Your instructions: Please copy each line below that contains the word "https".

(Dataset rows describing interfaces)
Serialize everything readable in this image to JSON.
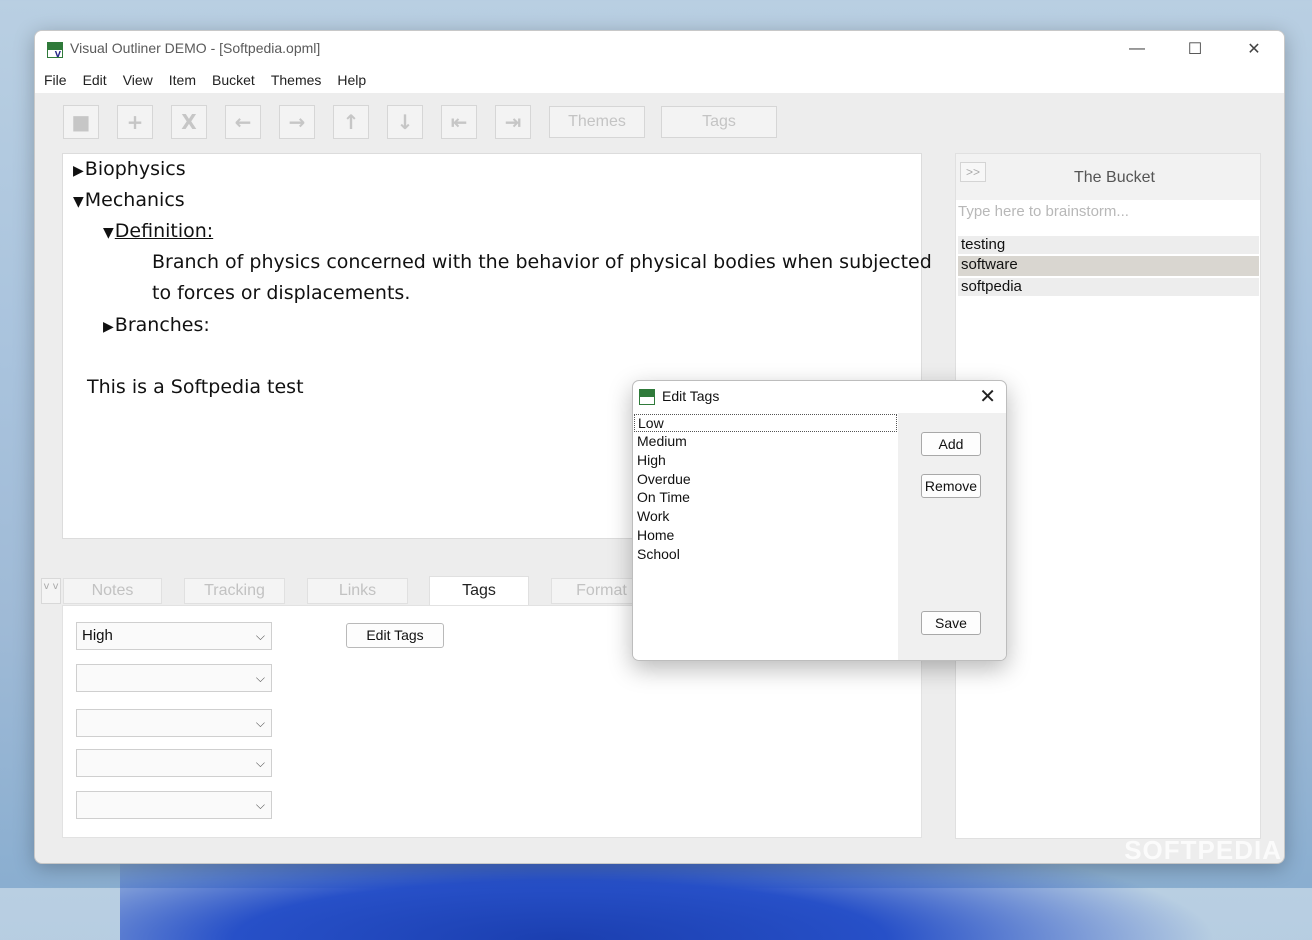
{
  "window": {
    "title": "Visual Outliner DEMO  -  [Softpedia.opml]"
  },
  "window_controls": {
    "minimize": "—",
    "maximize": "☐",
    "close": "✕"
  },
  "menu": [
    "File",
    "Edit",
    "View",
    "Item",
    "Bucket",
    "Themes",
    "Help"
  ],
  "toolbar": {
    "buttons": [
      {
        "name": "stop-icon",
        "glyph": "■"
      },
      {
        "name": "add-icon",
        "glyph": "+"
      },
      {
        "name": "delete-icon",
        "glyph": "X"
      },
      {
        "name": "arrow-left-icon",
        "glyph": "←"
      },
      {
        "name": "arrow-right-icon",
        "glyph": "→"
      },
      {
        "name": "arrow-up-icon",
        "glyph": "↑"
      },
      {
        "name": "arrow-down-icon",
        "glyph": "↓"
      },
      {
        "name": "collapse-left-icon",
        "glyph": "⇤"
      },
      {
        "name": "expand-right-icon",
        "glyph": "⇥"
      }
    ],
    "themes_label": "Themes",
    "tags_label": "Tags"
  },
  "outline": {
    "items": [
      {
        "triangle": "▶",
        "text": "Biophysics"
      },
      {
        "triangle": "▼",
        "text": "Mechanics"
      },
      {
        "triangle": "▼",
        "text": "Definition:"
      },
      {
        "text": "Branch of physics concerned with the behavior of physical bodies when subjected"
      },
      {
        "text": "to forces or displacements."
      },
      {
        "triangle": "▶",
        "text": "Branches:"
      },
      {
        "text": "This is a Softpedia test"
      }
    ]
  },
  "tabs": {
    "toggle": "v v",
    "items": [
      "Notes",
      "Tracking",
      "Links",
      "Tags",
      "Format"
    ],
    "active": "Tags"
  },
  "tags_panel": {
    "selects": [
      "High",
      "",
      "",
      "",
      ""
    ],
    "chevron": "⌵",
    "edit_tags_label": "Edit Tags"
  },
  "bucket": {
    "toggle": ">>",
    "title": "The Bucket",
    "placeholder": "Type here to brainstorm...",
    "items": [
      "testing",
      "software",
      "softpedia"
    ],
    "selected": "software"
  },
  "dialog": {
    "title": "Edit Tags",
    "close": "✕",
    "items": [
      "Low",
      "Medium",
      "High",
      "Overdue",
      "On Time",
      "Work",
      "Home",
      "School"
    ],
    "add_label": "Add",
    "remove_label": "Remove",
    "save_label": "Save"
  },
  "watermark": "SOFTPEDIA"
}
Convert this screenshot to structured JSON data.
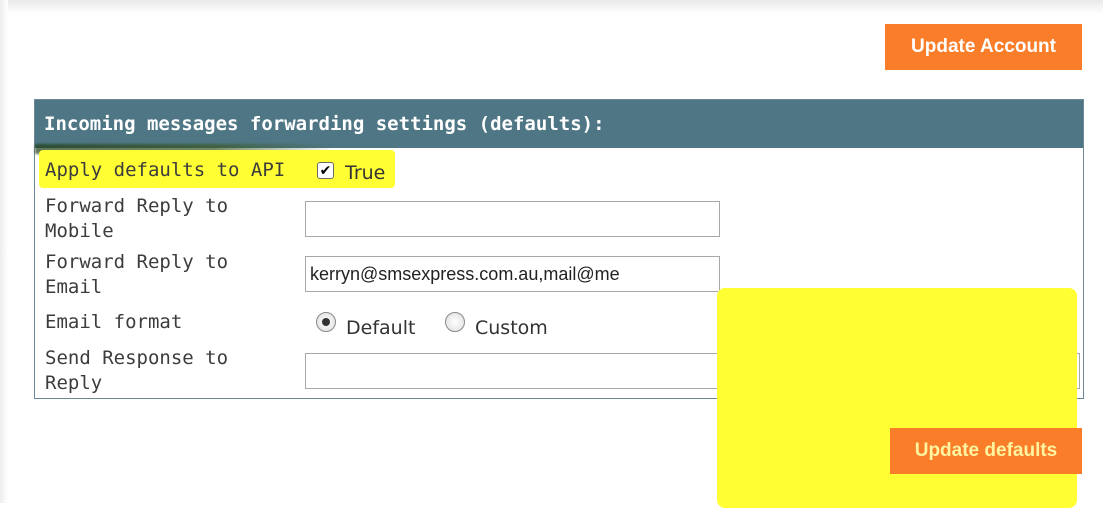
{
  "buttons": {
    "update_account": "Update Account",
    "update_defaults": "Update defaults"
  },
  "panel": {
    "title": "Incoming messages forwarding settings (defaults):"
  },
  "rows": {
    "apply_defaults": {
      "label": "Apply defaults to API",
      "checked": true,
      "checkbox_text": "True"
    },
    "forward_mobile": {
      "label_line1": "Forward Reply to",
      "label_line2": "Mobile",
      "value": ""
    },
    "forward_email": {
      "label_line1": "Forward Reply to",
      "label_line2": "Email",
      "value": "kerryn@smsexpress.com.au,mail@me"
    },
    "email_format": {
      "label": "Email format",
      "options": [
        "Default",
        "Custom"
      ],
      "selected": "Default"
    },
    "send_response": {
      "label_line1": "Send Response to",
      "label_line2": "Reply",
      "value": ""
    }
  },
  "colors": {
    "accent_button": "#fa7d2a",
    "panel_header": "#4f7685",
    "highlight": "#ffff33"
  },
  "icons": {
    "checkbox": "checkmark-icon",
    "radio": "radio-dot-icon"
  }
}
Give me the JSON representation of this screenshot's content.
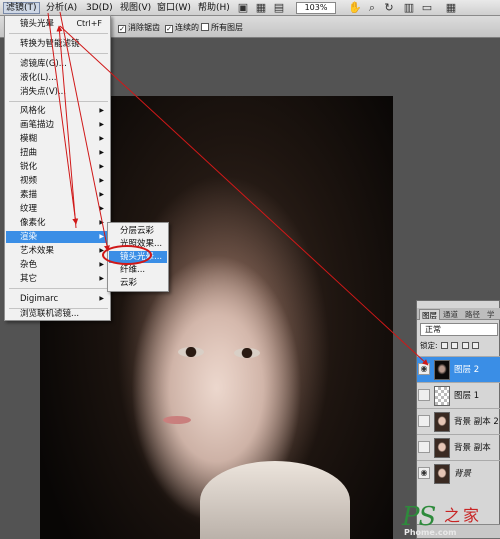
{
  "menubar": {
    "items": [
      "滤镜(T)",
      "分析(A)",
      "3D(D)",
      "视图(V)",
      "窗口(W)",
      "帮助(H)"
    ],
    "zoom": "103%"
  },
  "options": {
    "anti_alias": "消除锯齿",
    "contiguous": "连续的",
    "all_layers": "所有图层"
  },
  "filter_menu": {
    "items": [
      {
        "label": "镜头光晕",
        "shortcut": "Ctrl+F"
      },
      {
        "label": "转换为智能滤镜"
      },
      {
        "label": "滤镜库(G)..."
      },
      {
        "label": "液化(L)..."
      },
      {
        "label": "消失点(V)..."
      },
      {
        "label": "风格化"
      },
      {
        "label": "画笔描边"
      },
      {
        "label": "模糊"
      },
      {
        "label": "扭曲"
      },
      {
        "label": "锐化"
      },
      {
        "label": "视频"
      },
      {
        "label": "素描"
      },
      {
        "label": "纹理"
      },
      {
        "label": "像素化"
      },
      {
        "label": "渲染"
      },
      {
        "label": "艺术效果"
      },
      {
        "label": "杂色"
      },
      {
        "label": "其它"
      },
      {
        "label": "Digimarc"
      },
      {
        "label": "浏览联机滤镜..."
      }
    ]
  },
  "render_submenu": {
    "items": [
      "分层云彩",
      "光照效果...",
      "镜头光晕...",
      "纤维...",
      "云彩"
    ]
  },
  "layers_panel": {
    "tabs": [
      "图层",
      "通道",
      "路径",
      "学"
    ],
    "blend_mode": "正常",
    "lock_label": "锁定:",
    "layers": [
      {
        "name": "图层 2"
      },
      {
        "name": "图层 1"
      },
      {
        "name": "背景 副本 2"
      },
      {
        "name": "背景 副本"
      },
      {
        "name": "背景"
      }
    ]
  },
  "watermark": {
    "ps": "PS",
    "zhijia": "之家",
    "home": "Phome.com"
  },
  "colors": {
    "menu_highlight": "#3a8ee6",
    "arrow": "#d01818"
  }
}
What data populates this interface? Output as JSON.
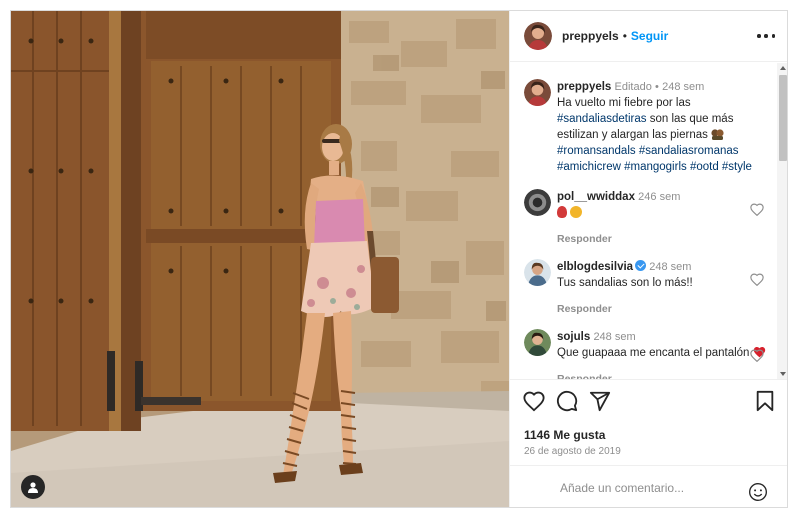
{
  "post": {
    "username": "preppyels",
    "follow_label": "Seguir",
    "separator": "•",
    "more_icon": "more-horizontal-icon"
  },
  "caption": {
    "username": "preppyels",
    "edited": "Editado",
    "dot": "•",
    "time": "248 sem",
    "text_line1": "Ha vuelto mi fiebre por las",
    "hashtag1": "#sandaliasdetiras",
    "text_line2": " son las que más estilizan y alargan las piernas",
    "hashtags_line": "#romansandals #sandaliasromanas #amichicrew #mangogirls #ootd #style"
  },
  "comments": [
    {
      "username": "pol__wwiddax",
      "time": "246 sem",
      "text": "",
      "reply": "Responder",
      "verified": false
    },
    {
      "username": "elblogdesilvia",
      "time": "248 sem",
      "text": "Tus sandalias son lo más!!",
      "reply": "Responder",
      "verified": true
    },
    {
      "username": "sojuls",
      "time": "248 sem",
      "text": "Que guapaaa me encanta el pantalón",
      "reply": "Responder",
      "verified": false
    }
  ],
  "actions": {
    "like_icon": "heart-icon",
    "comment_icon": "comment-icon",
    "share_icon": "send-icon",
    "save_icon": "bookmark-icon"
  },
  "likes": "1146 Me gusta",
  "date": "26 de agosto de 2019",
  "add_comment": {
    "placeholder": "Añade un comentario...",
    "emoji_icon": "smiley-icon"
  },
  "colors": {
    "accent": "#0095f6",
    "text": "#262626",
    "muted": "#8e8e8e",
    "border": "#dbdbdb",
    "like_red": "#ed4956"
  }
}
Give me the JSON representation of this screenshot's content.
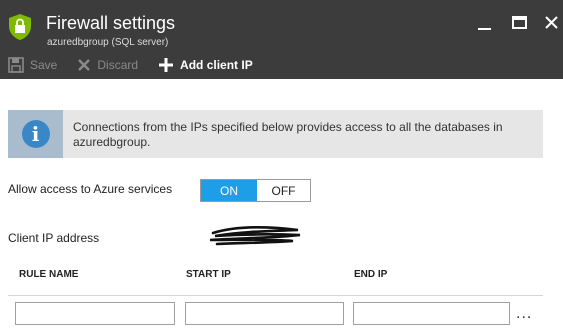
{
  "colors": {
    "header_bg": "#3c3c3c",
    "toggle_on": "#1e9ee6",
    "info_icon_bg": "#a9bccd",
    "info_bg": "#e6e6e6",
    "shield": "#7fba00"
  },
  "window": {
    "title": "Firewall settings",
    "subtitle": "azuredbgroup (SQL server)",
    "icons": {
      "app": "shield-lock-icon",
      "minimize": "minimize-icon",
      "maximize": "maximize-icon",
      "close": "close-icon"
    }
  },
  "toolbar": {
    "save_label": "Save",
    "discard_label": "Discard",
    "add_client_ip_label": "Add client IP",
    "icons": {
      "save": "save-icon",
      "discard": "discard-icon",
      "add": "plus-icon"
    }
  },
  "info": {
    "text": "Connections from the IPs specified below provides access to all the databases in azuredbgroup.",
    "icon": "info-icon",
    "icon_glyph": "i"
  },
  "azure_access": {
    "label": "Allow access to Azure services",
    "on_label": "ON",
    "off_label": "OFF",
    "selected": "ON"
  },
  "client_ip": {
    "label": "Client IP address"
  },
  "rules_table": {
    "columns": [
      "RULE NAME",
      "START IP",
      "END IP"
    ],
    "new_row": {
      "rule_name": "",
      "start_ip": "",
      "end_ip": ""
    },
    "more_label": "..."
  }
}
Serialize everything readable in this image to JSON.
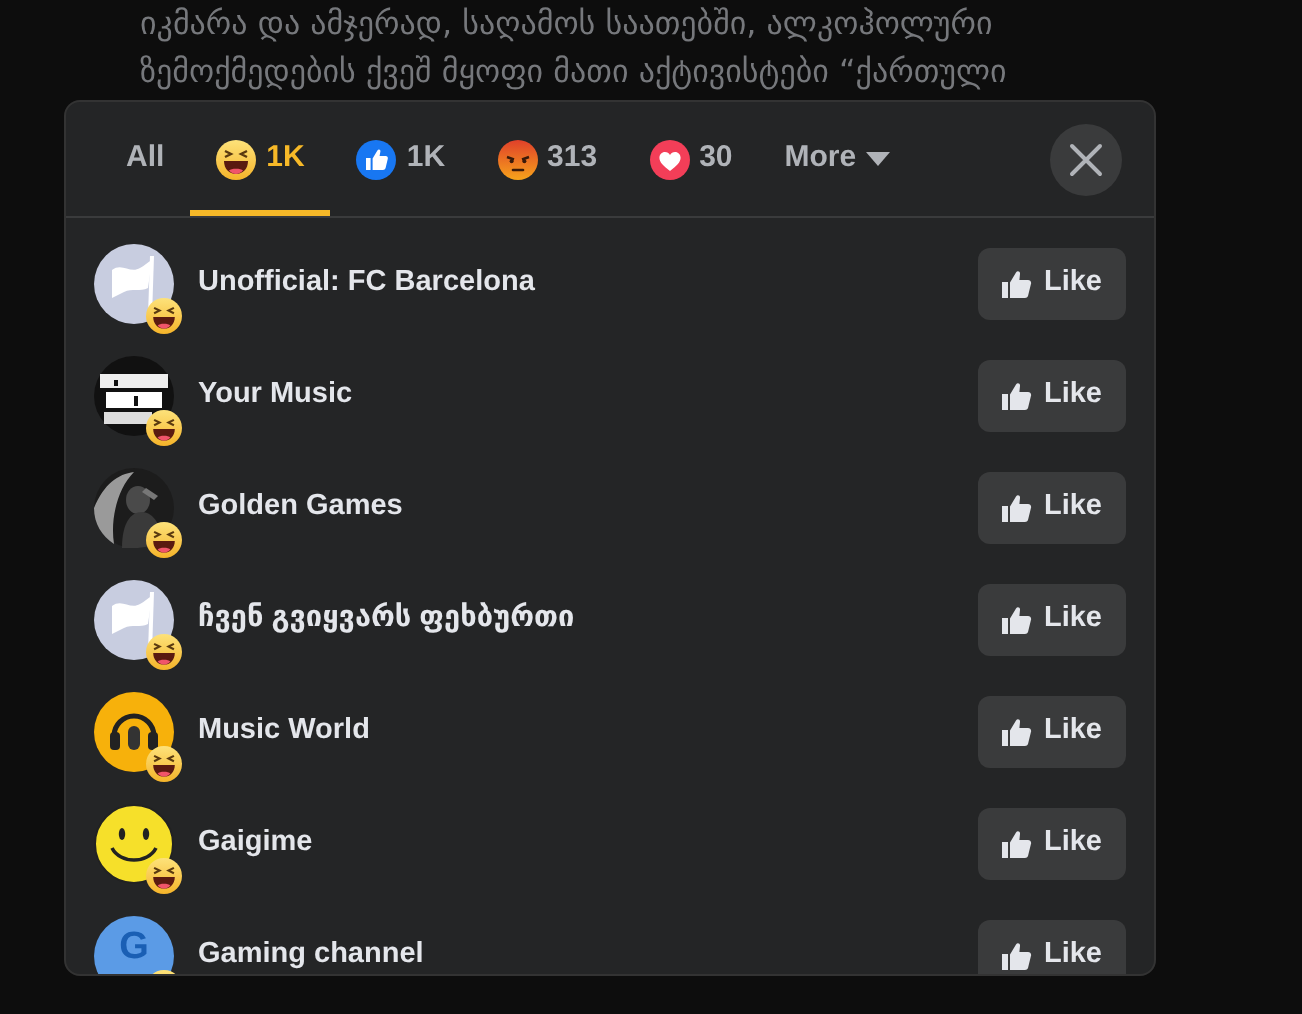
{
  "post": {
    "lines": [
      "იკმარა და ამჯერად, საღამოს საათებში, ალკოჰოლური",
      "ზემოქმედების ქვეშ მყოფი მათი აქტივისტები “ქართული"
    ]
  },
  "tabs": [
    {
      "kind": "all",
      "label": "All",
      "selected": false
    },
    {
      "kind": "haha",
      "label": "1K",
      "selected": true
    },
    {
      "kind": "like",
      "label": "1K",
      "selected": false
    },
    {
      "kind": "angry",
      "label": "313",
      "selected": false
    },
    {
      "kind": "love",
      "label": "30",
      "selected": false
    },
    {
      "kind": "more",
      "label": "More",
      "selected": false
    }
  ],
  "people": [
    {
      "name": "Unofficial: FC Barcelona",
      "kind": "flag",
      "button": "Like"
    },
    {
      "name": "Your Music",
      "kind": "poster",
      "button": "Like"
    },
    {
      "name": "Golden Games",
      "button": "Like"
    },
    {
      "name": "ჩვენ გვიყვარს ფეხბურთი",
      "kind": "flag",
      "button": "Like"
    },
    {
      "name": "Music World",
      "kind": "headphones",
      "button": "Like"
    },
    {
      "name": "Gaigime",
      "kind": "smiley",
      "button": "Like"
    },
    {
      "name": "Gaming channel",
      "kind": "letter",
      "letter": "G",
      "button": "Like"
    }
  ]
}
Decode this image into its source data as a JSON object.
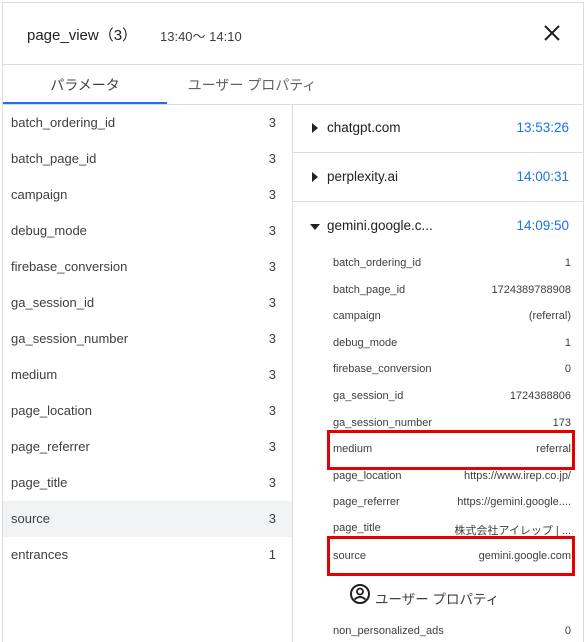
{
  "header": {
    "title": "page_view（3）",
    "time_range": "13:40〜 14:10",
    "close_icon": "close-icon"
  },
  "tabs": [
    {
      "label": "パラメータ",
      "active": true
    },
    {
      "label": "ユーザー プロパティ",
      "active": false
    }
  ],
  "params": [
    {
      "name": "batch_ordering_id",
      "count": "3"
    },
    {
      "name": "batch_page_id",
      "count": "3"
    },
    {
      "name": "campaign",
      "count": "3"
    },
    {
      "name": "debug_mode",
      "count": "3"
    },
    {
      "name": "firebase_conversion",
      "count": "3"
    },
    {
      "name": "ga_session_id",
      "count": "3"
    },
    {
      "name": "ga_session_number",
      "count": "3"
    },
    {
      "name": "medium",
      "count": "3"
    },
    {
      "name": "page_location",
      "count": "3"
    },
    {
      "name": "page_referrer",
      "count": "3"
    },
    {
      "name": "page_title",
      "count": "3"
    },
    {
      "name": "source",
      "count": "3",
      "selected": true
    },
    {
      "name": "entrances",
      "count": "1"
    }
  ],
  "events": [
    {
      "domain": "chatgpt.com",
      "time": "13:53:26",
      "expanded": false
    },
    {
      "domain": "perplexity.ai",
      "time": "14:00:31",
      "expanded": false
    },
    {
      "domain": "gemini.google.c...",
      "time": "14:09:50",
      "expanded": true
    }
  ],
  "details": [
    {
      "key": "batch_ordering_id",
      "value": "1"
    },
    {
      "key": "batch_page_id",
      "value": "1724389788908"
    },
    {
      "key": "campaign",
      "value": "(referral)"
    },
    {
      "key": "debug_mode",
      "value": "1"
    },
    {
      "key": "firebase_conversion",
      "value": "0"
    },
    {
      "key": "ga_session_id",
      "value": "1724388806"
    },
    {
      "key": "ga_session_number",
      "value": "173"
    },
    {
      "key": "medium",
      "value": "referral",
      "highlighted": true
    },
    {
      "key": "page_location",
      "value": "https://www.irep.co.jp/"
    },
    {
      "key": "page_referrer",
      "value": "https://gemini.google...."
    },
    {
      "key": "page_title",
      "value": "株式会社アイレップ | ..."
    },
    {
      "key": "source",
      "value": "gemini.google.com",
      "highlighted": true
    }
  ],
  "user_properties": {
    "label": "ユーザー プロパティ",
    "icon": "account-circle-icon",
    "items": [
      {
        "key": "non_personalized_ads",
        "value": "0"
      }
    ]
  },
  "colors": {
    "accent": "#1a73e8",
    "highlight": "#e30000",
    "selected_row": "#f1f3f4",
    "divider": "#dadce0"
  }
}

Task answer:
      "value": "https://www.irep.co.jp/"
      "value": "https://gemini.google...."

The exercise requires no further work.